This drug is not suitable for people with progressive multifocal leukoencephalopathy (PML).
Natalizumab is not suitable for people with weakened immune systems, such as those with HIV or AIDS, leukemia, or lymphoma, or those who have had an organ transplant. This is because the drug will make them even more susceptible to serious infections, including PML.
Pregnancy and breastfeeding
Animal studies have demonstrated that natalizumab could harm the fetus, and there is limited data available on the effects of the drug during human pregnancy. The drug is therefore not recommended for use during pregnancy unless potential benefits or treatment far outweigh potential risks to the fetus.
Natalizumab is excreted in human breast milk, but its effects on nursing infants are unknown. Breastfeeding patients should choose to either discontinue nursing in order to receive natalizumab, or avoid use of the drug so that they can continue to breastfeed.
The safety and efficacy of natalizumab in children has not been established. The drug is therefore not recommended for the pediatric population.

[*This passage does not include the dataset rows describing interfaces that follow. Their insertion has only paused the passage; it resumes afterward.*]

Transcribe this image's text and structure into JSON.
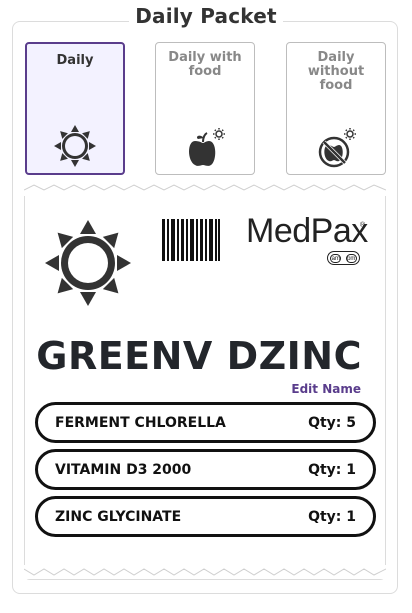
{
  "header": {
    "title": "Daily Packet"
  },
  "options": [
    {
      "label": "Daily",
      "icon": "sun-icon",
      "selected": true
    },
    {
      "label": "Daily with food",
      "icon": "apple-icon",
      "selected": false
    },
    {
      "label": "Daily without food",
      "icon": "no-food-icon",
      "selected": false
    }
  ],
  "packet": {
    "icon": "sun-icon",
    "barcode_icon": "barcode-icon",
    "brand": "MedPax",
    "brand_mark": "®",
    "ampm": {
      "am": "am",
      "pm": "pm"
    },
    "name": "GREENV DZINC",
    "edit_label": "Edit Name",
    "items": [
      {
        "name": "FERMENT CHLORELLA",
        "qty": "Qty: 5"
      },
      {
        "name": "VITAMIN D3 2000",
        "qty": "Qty: 1"
      },
      {
        "name": "ZINC GLYCINATE",
        "qty": "Qty: 1"
      }
    ]
  },
  "colors": {
    "accent": "#5a3d8c",
    "selected_bg": "#f3f2ff",
    "icon_dark": "#333333"
  }
}
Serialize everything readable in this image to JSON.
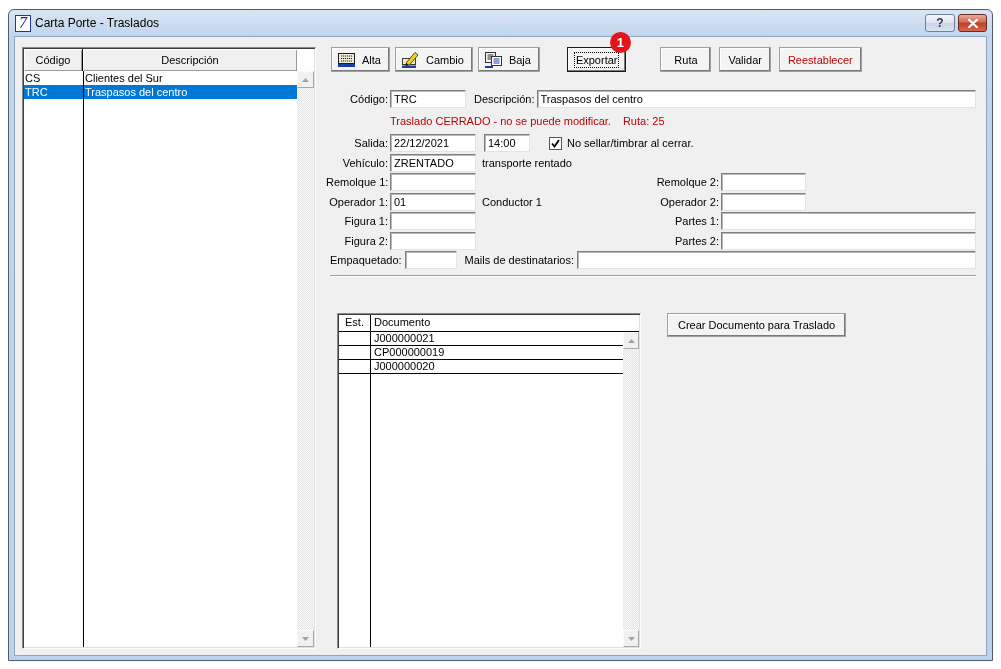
{
  "window": {
    "logo": "7",
    "title": "Carta Porte - Traslados",
    "help": "?"
  },
  "list": {
    "columns": [
      "Código",
      "Descripción"
    ],
    "rows": [
      {
        "code": "CS",
        "description": "Clientes del Sur",
        "selected": false
      },
      {
        "code": "TRC",
        "description": "Traspasos del centro",
        "selected": true
      }
    ]
  },
  "toolbar": [
    {
      "buttons": [
        {
          "label": "Alta",
          "kind": "add",
          "focused": false
        },
        {
          "label": "Cambio",
          "kind": "edit",
          "focused": false
        },
        {
          "label": "Baja",
          "kind": "remove",
          "focused": false
        }
      ]
    },
    {
      "buttons": [
        {
          "label": "Exportar",
          "kind": "text",
          "focused": true,
          "badge": "1"
        }
      ]
    },
    {
      "buttons": [
        {
          "label": "Ruta",
          "kind": "text",
          "focused": false
        },
        {
          "label": "Validar",
          "kind": "text",
          "focused": false
        },
        {
          "label": "Reestablecer",
          "kind": "alert",
          "focused": false
        }
      ]
    }
  ],
  "form": {
    "code": {
      "label": "Código:",
      "value": "TRC"
    },
    "description": {
      "label": "Descripción:",
      "value": "Traspasos del centro"
    },
    "status": {
      "message": "Traslado CERRADO - no se puede modificar.",
      "route": "Ruta: 25"
    },
    "departure": {
      "label": "Salida:",
      "date": "22/12/2021",
      "time": "14:00"
    },
    "no_stamp": {
      "label": "No sellar/timbrar al cerrar.",
      "checked": true
    },
    "vehicle": {
      "label": "Vehículo:",
      "value": "ZRENTADO",
      "note": "transporte rentado"
    },
    "pairs": [
      {
        "left": {
          "label": "Remolque 1:"
        },
        "right": {
          "label": "Remolque 2:"
        }
      },
      {
        "left": {
          "label": "Operador 1:",
          "value": "01",
          "note": "Conductor 1"
        },
        "right": {
          "label": "Operador 2:"
        }
      }
    ],
    "parts": [
      {
        "left": {
          "label": "Figura 1:"
        },
        "right": {
          "label": "Partes 1:"
        }
      },
      {
        "left": {
          "label": "Figura 2:"
        },
        "right": {
          "label": "Partes 2:"
        }
      }
    ],
    "packaging": {
      "label": "Empaquetado:"
    },
    "recipients": {
      "label": "Mails de destinatarios:"
    }
  },
  "documents": {
    "columns": [
      "Est.",
      "Documento"
    ],
    "rows": [
      {
        "document": "J000000021"
      },
      {
        "document": "CP000000019"
      },
      {
        "document": "J000000020"
      }
    ]
  },
  "create_button": {
    "label": "Crear Documento para Traslado"
  }
}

Since natalizumab is administered by a doctor or nurse at an infusion center or hospital, patients are not expected to store the medicine at home. However, patients will be given a medication guide, and they should retain this for future reference and read it before each injection.
Natalizumab is a monoclonal antibody which can help to control flareups and symptoms of multiple sclerosis (MS) and Crohn's disease. The drug should only be used if patients have already received other treatments for their condition which have been unsuccessful.
Natalizumab weakens the immune system and it can cause a very serious brain infection called progressive multifocal leukoencephalopathy (PML) which may cause sever disability or death. The risk of developing the infection is highest in those who have been receiving natalizumab for more than two years, and those who have been exposed to John Cunningham virus (JCV).
Due to the high risks associated with natalizumab, the drug is only available via the TOUCH program. Patients must be enrolled in the TOUCH program and can only receive treatment from TOUCH-registered doctors and at TOUCH-registered infusion centers.
Natalizumab is administered via intravenous injection. The medicine is diluted and injected very slowly into a vein over the course of an hour. IVs must be administered via a nurse at an infusion center, and patients must remain under supervision for an hour after the injection. Usually, the drug is administered once every four weeks, with blood tests and sometimes MRI scans being performed intermittently to assess how the drug is working and check for severe side effects or complications.